Website and app data records:
★ ★ ★ ★

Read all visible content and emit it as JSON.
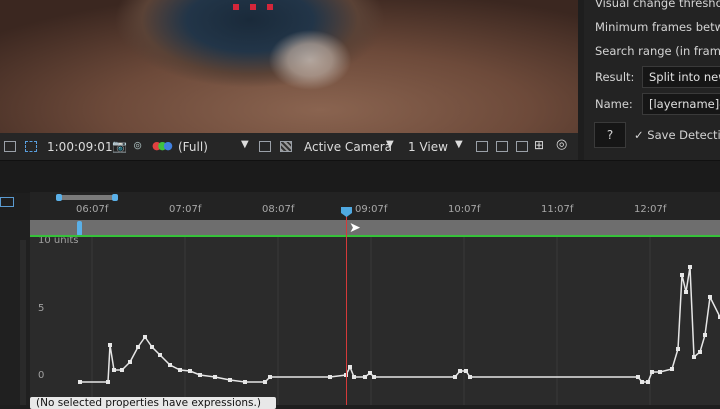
{
  "right_panel": {
    "row1": "Visual change threshold",
    "row2": "Minimum frames betwee",
    "row3": "Search range (in frames)",
    "result_label": "Result:",
    "result_value": "Split into new",
    "name_label": "Name:",
    "name_value": "[layername]-cl",
    "help_label": "?",
    "save_label": "Save Detection"
  },
  "viewer_toolbar": {
    "timecode": "1:00:09:01",
    "resolution": "(Full)",
    "camera": "Active Camera",
    "views": "1 View"
  },
  "timeline": {
    "ticks": [
      "06:07f",
      "07:07f",
      "08:07f",
      "09:07f",
      "10:07f",
      "11:07f",
      "12:07f"
    ],
    "units_label": "10 units",
    "y_labels": [
      "5",
      "0"
    ],
    "status": "(No selected properties have expressions.)"
  },
  "colors": {
    "playhead": "#d43a3a",
    "playhead_marker": "#4fa8e0",
    "green_line": "#36c13a",
    "curve": "#e6e6e6"
  },
  "icons": [
    "region-icon",
    "camera-icon",
    "channels-icon",
    "color-icon",
    "grid-icon",
    "transparency-icon",
    "dropdown-icon",
    "render-icon",
    "flowchart-icon",
    "exposure-icon"
  ]
}
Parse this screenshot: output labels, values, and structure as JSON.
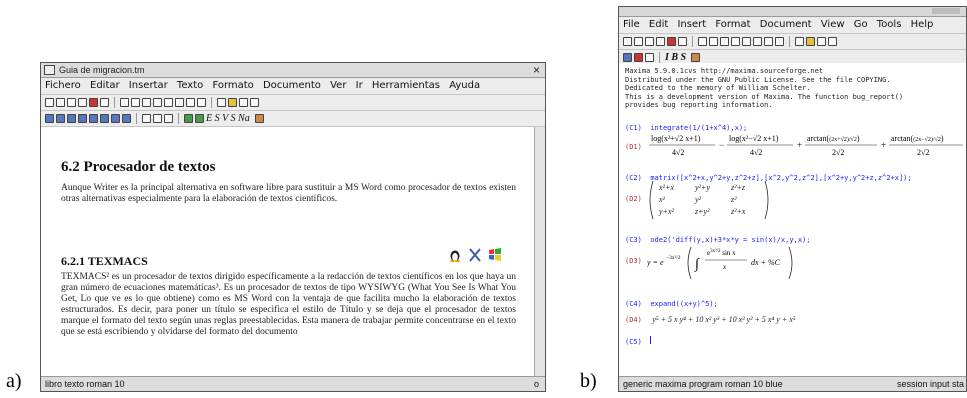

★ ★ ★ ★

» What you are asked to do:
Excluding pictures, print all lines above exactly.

» Solved problem:
Read all visible content and emit it as JSON.
{
  "right_panel": {
    "row1": "Visual change threshold",
    "row2": "Minimum frames betwee",
    "row3": "Search range (in frames)",
    "result_label": "Result:",
    "result_value": "Split into new",
    "name_label": "Name:",
    "name_value": "[layername]-cl",
    "help_label": "?",
    "save_label": "Save Detection"
  },
  "viewer_toolbar": {
    "timecode": "1:00:09:01",
    "resolution": "(Full)",
    "camera": "Active Camera",
    "views": "1 View"
  },
  "timeline": {
    "ticks": [
      "06:07f",
      "07:07f",
      "08:07f",
      "09:07f",
      "10:07f",
      "11:07f",
      "12:07f"
    ],
    "units_label": "10 units",
    "y_labels": [
      "5",
      "0"
    ],
    "status": "(No selected properties have expressions.)"
  },
  "colors": {
    "playhead": "#d43a3a",
    "playhead_marker": "#4fa8e0",
    "green_line": "#36c13a",
    "curve": "#e6e6e6"
  },
  "icons": [
    "region-icon",
    "camera-icon",
    "channels-icon",
    "color-icon",
    "grid-icon",
    "transparency-icon",
    "dropdown-icon",
    "render-icon",
    "flowchart-icon",
    "exposure-icon"
  ]
}
Parse this screenshot: output labels, values, and structure as JSON.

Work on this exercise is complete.